(Dataset rows describing interfaces)
=== Section Start ===

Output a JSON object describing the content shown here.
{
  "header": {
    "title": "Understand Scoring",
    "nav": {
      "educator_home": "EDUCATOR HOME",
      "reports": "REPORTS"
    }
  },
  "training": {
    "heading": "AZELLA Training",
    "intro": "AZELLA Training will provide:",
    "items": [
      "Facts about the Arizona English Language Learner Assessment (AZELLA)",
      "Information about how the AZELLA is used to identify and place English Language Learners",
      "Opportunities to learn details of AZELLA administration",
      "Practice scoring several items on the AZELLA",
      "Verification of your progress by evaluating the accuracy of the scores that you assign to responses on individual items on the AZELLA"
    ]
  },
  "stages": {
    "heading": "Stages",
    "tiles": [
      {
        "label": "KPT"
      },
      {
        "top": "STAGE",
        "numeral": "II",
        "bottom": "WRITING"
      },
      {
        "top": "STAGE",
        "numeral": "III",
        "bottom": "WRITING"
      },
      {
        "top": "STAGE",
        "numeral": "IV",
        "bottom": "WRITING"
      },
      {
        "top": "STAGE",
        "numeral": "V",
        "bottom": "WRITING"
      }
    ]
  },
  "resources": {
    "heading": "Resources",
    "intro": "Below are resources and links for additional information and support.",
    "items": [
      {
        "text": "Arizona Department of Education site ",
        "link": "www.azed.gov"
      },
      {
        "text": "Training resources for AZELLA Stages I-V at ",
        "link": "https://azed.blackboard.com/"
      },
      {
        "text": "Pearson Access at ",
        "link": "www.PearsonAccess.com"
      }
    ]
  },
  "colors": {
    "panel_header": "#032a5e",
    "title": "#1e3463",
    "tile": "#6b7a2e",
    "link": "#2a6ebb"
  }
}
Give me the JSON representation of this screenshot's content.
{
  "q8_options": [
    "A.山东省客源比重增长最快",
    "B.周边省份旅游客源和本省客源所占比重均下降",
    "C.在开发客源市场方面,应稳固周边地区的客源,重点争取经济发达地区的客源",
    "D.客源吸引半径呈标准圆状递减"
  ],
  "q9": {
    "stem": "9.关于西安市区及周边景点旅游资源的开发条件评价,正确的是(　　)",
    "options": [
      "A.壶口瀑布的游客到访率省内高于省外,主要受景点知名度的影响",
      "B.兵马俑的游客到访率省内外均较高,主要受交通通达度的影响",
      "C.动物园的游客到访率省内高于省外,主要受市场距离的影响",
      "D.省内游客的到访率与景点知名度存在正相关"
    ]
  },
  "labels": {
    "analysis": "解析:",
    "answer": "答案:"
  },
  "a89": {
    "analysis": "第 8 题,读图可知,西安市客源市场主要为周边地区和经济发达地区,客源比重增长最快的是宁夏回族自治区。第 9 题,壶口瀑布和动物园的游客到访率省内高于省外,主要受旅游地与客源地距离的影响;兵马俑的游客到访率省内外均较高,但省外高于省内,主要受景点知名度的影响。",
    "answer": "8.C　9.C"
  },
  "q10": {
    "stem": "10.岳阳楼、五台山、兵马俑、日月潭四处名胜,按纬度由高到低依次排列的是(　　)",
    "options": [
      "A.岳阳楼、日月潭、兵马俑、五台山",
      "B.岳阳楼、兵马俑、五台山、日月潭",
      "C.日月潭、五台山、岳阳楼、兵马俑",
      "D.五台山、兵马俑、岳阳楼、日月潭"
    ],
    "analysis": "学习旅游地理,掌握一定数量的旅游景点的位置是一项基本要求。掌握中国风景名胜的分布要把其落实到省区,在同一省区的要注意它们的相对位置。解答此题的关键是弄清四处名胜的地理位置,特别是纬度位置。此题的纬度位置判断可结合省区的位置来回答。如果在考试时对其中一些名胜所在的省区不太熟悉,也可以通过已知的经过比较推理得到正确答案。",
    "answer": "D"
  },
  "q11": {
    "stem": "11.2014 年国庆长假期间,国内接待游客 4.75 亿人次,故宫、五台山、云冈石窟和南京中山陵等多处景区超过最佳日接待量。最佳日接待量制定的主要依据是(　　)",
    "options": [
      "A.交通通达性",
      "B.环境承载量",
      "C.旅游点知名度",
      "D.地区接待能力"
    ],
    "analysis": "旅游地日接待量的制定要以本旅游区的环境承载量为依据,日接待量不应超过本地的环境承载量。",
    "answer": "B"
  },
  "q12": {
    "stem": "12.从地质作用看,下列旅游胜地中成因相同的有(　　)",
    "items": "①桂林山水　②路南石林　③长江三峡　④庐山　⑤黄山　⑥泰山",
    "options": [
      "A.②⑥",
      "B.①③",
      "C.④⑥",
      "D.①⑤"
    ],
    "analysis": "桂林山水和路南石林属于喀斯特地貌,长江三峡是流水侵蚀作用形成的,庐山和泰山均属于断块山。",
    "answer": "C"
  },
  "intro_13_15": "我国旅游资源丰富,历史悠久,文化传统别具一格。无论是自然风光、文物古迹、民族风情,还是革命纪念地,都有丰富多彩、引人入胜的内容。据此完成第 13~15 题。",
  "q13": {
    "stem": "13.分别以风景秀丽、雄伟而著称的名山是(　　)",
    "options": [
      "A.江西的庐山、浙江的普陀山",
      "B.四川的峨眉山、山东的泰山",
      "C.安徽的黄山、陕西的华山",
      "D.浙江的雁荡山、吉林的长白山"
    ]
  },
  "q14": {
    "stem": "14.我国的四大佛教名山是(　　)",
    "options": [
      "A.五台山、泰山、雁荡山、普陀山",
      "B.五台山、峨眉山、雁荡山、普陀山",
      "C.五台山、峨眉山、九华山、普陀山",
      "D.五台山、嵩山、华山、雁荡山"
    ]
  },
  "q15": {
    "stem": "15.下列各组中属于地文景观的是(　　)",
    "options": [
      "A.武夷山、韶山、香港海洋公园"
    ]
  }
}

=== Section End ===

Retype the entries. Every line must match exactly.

Output a JSON object describing the content shown here.
{
  "header": {
    "title": "Understand Scoring",
    "nav": {
      "educator_home": "EDUCATOR HOME",
      "reports": "REPORTS"
    }
  },
  "training": {
    "heading": "AZELLA Training",
    "intro": "AZELLA Training will provide:",
    "items": [
      "Facts about the Arizona English Language Learner Assessment (AZELLA)",
      "Information about how the AZELLA is used to identify and place English Language Learners",
      "Opportunities to learn details of AZELLA administration",
      "Practice scoring several items on the AZELLA",
      "Verification of your progress by evaluating the accuracy of the scores that you assign to responses on individual items on the AZELLA"
    ]
  },
  "stages": {
    "heading": "Stages",
    "tiles": [
      {
        "label": "KPT"
      },
      {
        "top": "STAGE",
        "numeral": "II",
        "bottom": "WRITING"
      },
      {
        "top": "STAGE",
        "numeral": "III",
        "bottom": "WRITING"
      },
      {
        "top": "STAGE",
        "numeral": "IV",
        "bottom": "WRITING"
      },
      {
        "top": "STAGE",
        "numeral": "V",
        "bottom": "WRITING"
      }
    ]
  },
  "resources": {
    "heading": "Resources",
    "intro": "Below are resources and links for additional information and support.",
    "items": [
      {
        "text": "Arizona Department of Education site ",
        "link": "www.azed.gov"
      },
      {
        "text": "Training resources for AZELLA Stages I-V at ",
        "link": "https://azed.blackboard.com/"
      },
      {
        "text": "Pearson Access at ",
        "link": "www.PearsonAccess.com"
      }
    ]
  },
  "colors": {
    "panel_header": "#032a5e",
    "title": "#1e3463",
    "tile": "#6b7a2e",
    "link": "#2a6ebb"
  }
}
Give me the JSON representation of this screenshot's content.
{
  "q8_options": [
    "A.山东省客源比重增长最快",
    "B.周边省份旅游客源和本省客源所占比重均下降",
    "C.在开发客源市场方面,应稳固周边地区的客源,重点争取经济发达地区的客源",
    "D.客源吸引半径呈标准圆状递减"
  ],
  "q9": {
    "stem": "9.关于西安市区及周边景点旅游资源的开发条件评价,正确的是(　　)",
    "options": [
      "A.壶口瀑布的游客到访率省内高于省外,主要受景点知名度的影响",
      "B.兵马俑的游客到访率省内外均较高,主要受交通通达度的影响",
      "C.动物园的游客到访率省内高于省外,主要受市场距离的影响",
      "D.省内游客的到访率与景点知名度存在正相关"
    ]
  },
  "labels": {
    "analysis": "解析:",
    "answer": "答案:"
  },
  "a89": {
    "analysis": "第 8 题,读图可知,西安市客源市场主要为周边地区和经济发达地区,客源比重增长最快的是宁夏回族自治区。第 9 题,壶口瀑布和动物园的游客到访率省内高于省外,主要受旅游地与客源地距离的影响;兵马俑的游客到访率省内外均较高,但省外高于省内,主要受景点知名度的影响。",
    "answer": "8.C　9.C"
  },
  "q10": {
    "stem": "10.岳阳楼、五台山、兵马俑、日月潭四处名胜,按纬度由高到低依次排列的是(　　)",
    "options": [
      "A.岳阳楼、日月潭、兵马俑、五台山",
      "B.岳阳楼、兵马俑、五台山、日月潭",
      "C.日月潭、五台山、岳阳楼、兵马俑",
      "D.五台山、兵马俑、岳阳楼、日月潭"
    ],
    "analysis": "学习旅游地理,掌握一定数量的旅游景点的位置是一项基本要求。掌握中国风景名胜的分布要把其落实到省区,在同一省区的要注意它们的相对位置。解答此题的关键是弄清四处名胜的地理位置,特别是纬度位置。此题的纬度位置判断可结合省区的位置来回答。如果在考试时对其中一些名胜所在的省区不太熟悉,也可以通过已知的经过比较推理得到正确答案。",
    "answer": "D"
  },
  "q11": {
    "stem": "11.2014 年国庆长假期间,国内接待游客 4.75 亿人次,故宫、五台山、云冈石窟和南京中山陵等多处景区超过最佳日接待量。最佳日接待量制定的主要依据是(　　)",
    "options": [
      "A.交通通达性",
      "B.环境承载量",
      "C.旅游点知名度",
      "D.地区接待能力"
    ],
    "analysis": "旅游地日接待量的制定要以本旅游区的环境承载量为依据,日接待量不应超过本地的环境承载量。",
    "answer": "B"
  },
  "q12": {
    "stem": "12.从地质作用看,下列旅游胜地中成因相同的有(　　)",
    "items": "①桂林山水　②路南石林　③长江三峡　④庐山　⑤黄山　⑥泰山",
    "options": [
      "A.②⑥",
      "B.①③",
      "C.④⑥",
      "D.①⑤"
    ],
    "analysis": "桂林山水和路南石林属于喀斯特地貌,长江三峡是流水侵蚀作用形成的,庐山和泰山均属于断块山。",
    "answer": "C"
  },
  "intro_13_15": "我国旅游资源丰富,历史悠久,文化传统别具一格。无论是自然风光、文物古迹、民族风情,还是革命纪念地,都有丰富多彩、引人入胜的内容。据此完成第 13~15 题。",
  "q13": {
    "stem": "13.分别以风景秀丽、雄伟而著称的名山是(　　)",
    "options": [
      "A.江西的庐山、浙江的普陀山",
      "B.四川的峨眉山、山东的泰山",
      "C.安徽的黄山、陕西的华山",
      "D.浙江的雁荡山、吉林的长白山"
    ]
  },
  "q14": {
    "stem": "14.我国的四大佛教名山是(　　)",
    "options": [
      "A.五台山、泰山、雁荡山、普陀山",
      "B.五台山、峨眉山、雁荡山、普陀山",
      "C.五台山、峨眉山、九华山、普陀山",
      "D.五台山、嵩山、华山、雁荡山"
    ]
  },
  "q15": {
    "stem": "15.下列各组中属于地文景观的是(　　)",
    "options": [
      "A.武夷山、韶山、香港海洋公园"
    ]
  }
}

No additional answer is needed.